- [WHAT NEEDS TO BE DONE]: Repeat the whole listing, keeping every word and every line intact.

- [MATERIAL PROVIDED]:
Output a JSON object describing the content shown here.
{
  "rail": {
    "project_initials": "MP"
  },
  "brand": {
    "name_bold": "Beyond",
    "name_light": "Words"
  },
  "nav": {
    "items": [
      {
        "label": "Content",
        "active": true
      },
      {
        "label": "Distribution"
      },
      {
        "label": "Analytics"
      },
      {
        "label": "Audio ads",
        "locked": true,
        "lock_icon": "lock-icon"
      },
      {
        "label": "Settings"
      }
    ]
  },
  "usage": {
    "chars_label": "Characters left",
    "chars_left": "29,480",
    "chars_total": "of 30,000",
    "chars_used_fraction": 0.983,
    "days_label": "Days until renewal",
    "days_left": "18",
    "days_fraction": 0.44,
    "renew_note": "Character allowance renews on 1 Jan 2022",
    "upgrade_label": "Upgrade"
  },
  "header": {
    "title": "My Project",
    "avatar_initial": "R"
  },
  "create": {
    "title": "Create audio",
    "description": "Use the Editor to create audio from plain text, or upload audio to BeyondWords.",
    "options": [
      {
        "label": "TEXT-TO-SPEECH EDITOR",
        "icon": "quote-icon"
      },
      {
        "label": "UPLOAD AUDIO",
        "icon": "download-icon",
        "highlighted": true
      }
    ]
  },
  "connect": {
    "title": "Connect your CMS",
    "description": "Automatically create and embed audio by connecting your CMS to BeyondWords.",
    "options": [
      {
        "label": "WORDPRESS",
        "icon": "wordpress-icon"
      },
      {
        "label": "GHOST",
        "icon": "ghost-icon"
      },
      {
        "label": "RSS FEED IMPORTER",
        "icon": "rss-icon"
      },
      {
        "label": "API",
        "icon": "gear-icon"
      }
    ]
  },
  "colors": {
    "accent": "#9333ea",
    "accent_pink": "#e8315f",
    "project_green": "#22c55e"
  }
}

- [RESPONSE AREA]:
Output a JSON object describing the content shown here.
{
  "rail": {
    "project_initials": "MP"
  },
  "brand": {
    "name_bold": "Beyond",
    "name_light": "Words"
  },
  "nav": {
    "items": [
      {
        "label": "Content",
        "active": true
      },
      {
        "label": "Distribution"
      },
      {
        "label": "Analytics"
      },
      {
        "label": "Audio ads",
        "locked": true,
        "lock_icon": "lock-icon"
      },
      {
        "label": "Settings"
      }
    ]
  },
  "usage": {
    "chars_label": "Characters left",
    "chars_left": "29,480",
    "chars_total": "of 30,000",
    "chars_used_fraction": 0.983,
    "days_label": "Days until renewal",
    "days_left": "18",
    "days_fraction": 0.44,
    "renew_note": "Character allowance renews on 1 Jan 2022",
    "upgrade_label": "Upgrade"
  },
  "header": {
    "title": "My Project",
    "avatar_initial": "R"
  },
  "create": {
    "title": "Create audio",
    "description": "Use the Editor to create audio from plain text, or upload audio to BeyondWords.",
    "options": [
      {
        "label": "TEXT-TO-SPEECH EDITOR",
        "icon": "quote-icon"
      },
      {
        "label": "UPLOAD AUDIO",
        "icon": "download-icon",
        "highlighted": true
      }
    ]
  },
  "connect": {
    "title": "Connect your CMS",
    "description": "Automatically create and embed audio by connecting your CMS to BeyondWords.",
    "options": [
      {
        "label": "WORDPRESS",
        "icon": "wordpress-icon"
      },
      {
        "label": "GHOST",
        "icon": "ghost-icon"
      },
      {
        "label": "RSS FEED IMPORTER",
        "icon": "rss-icon"
      },
      {
        "label": "API",
        "icon": "gear-icon"
      }
    ]
  },
  "colors": {
    "accent": "#9333ea",
    "accent_pink": "#e8315f",
    "project_green": "#22c55e"
  }
}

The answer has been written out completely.